It is not clear whether trans women have a greater or lesser risk of breast cancer than cis women. Some studies have suggested that their risk is significantly lesser; others claim that it is much higher.2
Gender-affirming hormones may add to your risk of breast cancer over time. If you have taken gender-affirming hormones for more than five years and you are between 50 and 69 years old, you should get a screening mammogram every two years. Otherwise you do not need regular screening mammograms.4 (This is because estrogen and similar hormones gradually increase the risk of breast cancer the more the breast is exposed to them).
It’s generally recommended that you have screening mammograms between 50 and 69 years of age. This is true
- even if you have had top surgery, since usually some chest tissue remains
- even if you have taken testosterone.5
In general, trans men should be screened for breast cancer in much the same way as non-trans women.
You can often still get a mammogram if you don’t have very much chest tissue. In some cases you may need to have an ultrasound or an MRI instead.6
- Living Beyond Breast Cancer, Coming Out as Transgender to Your Breast Cancer Care Team
- Breast Cancer Now (25 June 2019), Transgender women have an increased risk of breast cancer.
- Madeline B. Deutsch, editor. (2016). Guidelines for the Primary and Gender-Affirming Care of Transgender and Gender Nonbinary People. 2nd edition. Center of Excellence for Transgender Health, University of California, San Francisco.
- Canadian Cancer Society, Trans women and breast cancer screening.
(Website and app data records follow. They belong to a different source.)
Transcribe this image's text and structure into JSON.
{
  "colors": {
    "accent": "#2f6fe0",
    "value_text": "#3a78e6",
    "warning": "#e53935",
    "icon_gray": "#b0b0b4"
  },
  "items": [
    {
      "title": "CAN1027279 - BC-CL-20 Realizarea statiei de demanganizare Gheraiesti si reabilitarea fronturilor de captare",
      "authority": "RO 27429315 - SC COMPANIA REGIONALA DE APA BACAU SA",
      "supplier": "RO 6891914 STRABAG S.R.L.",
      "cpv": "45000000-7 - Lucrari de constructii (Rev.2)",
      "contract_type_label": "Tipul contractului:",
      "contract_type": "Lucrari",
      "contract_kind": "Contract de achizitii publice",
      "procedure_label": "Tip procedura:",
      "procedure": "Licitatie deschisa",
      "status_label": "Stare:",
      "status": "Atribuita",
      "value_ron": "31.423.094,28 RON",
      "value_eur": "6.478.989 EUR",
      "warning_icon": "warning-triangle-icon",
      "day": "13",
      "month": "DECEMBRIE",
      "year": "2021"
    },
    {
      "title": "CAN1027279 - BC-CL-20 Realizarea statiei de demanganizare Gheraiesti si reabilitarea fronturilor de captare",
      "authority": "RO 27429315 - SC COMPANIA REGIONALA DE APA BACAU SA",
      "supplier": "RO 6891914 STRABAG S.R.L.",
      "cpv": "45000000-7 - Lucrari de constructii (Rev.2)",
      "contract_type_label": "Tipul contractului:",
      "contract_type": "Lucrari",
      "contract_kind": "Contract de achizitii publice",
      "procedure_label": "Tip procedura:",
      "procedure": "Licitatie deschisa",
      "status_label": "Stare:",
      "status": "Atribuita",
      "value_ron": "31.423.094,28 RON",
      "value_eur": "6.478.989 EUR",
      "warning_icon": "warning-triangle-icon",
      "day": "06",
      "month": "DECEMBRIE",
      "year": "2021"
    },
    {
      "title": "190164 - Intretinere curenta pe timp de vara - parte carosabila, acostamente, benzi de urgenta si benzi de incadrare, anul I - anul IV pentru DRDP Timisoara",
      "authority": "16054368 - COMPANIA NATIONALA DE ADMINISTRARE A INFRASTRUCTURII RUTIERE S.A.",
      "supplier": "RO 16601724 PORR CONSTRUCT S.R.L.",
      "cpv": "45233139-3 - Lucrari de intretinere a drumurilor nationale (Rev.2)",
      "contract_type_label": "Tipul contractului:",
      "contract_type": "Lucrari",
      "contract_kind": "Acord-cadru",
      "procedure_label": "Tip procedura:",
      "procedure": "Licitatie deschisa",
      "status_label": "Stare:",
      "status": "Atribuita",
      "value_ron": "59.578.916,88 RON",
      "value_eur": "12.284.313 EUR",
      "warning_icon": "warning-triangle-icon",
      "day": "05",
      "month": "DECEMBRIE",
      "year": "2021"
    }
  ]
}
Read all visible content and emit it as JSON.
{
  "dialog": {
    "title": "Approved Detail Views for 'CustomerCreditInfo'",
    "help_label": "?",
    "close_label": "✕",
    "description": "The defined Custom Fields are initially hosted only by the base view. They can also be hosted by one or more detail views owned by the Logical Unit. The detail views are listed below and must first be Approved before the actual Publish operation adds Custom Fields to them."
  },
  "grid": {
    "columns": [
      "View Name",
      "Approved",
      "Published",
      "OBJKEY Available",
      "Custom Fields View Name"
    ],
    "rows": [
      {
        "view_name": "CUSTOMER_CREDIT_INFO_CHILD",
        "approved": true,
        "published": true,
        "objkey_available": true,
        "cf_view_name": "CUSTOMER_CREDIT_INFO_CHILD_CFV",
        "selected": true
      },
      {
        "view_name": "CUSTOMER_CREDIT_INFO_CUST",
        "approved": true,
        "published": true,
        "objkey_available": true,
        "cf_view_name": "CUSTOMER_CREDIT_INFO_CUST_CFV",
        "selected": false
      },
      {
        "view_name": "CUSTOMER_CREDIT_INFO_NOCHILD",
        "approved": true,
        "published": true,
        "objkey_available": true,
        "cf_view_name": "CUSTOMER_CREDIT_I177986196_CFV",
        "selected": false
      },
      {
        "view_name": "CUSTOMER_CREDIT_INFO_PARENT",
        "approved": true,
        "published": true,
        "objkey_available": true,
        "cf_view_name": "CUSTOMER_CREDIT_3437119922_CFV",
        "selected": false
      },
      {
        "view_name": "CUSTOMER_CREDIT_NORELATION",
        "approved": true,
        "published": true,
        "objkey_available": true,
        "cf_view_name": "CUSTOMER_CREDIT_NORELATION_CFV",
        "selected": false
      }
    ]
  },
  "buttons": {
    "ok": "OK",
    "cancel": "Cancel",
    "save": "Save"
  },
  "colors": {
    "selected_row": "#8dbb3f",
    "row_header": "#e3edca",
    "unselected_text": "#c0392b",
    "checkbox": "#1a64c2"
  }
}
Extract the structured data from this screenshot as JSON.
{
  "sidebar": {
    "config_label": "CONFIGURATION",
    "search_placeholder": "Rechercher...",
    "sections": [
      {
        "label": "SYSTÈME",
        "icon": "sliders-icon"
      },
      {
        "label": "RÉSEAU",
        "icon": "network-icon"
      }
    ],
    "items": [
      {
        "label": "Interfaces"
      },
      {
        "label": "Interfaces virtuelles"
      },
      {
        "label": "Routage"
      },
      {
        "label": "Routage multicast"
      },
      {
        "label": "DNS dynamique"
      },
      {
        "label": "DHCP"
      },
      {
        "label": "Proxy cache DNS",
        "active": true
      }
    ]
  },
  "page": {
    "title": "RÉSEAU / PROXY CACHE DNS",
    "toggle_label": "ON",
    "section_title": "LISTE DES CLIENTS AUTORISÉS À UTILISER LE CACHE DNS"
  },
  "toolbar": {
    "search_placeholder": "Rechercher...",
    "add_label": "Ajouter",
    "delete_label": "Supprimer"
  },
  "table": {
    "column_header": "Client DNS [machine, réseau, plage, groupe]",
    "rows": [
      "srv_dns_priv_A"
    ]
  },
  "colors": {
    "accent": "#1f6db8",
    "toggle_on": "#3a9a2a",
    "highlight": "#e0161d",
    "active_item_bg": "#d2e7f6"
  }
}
- Canadian Cancer Society, Trans men and chest cancer screening.
- Canadian Cancer Society, Questions about breast and chest cancer screening from LGBTQ community.